Bing Crosby’s “White Christmas” is not only the most popular Christmas song ever recorded, it is by most counts the best-selling single in recording history, having sold over 50 million copies to date. Interestingly, in composing “White Christmas,” Irving Berlin didn’t specifically set out to write a Christmas hit. While writing the tunes for the film “Holiday Inn,” he was obliged to create a song for every official holiday of the year. “White Christmas” was one of the collection, although it’s most likely that Berlin had written the song months or even years earlier, and had it stored away for future use.
A song of peace and yearning for home, “White Christmas,” was released to a war-torn public during the darkest days of World War II. By the end of the war it had become the biggest-selling single of all time. Crosby’s recording hit the charts on Oct. 3, 1942, and rose to #1 on Oct. 31, where it stayed for eleven weeks.

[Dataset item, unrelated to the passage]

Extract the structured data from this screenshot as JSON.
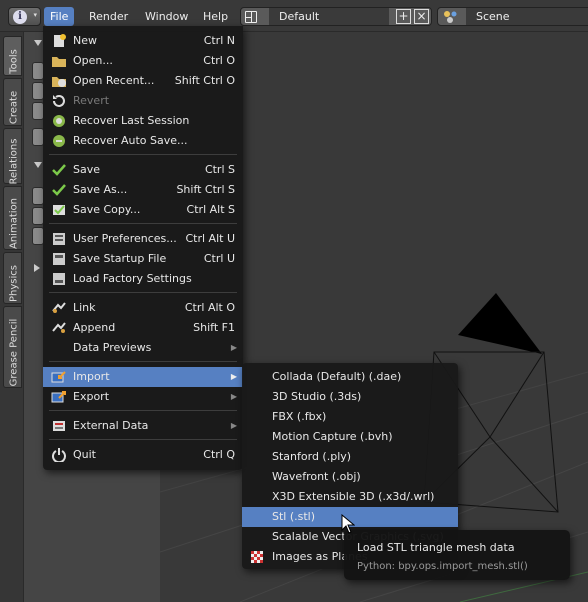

The song topped the charts again in 1945 and January 1947, and has returned to the Top-40 over a dozen times since.
The success of the song led to the film of the same name. The movie “White Christmas” was released in 1954 and became a huge box-office hit. The film was supposed to reunite Crosby and Fred Astaire (who had appeared together in “Holiday Inn”) for their third Irving Berlin song and dance extravaganza. However, Astaire bowed out after reading the script. Donald O’Connor was selected to replace Astaire, but he injured his back and had to pass on the part. Danny Kaye replaced O’Connor.
The most familiar version of “White Christmas” is not the one that Crosby recorded in 1942. The 1942 master was damaged through frequent use, so Crosby was called back to the Decca studios on March 19, 1947, to re-record “White Christmas.” Every effort was made to reproduce the original Decca recording session, including enlisting the John Scott Trotter Orchestra and the Ken Darby Singers. The resulting re-issue is the one that has become most familiar to the public.
If you want to win a trivia contest at this year’s Christmas party, bet someone that they don’t know the lyrics to “White Christmas.” Chances are, at least one person will volunteer to sing (especially after a few rounds of eggnog). As soon as they begin the song with, “I’m dreaming of a white Christmas…” you’ve won the bet.
As written by Irving Berlin, the song begins:
“The sun is shining / The grass is green / The orange and palm trees sway.
I’ve never seen such a day / in Beverly Hills L.A.
But it’s December the 24th / and I am longing to be up North. /
I’m dreaming of a white Christmas / Just like the ones I used to know…”
The official lyrics have been recorded occasionally over the years, but since Crosby never sang the introductory lyrics, many incorrectly believe they were a latter day addition to the original version.
Because of its tremendous popularity, “White Christmas” is often credited as the song that launched the commercial Christmas music industry. Up until then, secular pop and Christmas music rarely crossed paths. In the entire decade of the 1930’s, for example, there were only two seasonal songs of note produced –“Winter Wonderland” (which is not strictly a Christmas song), and “Santa Claus Is Coming To Town,” – both from 1934.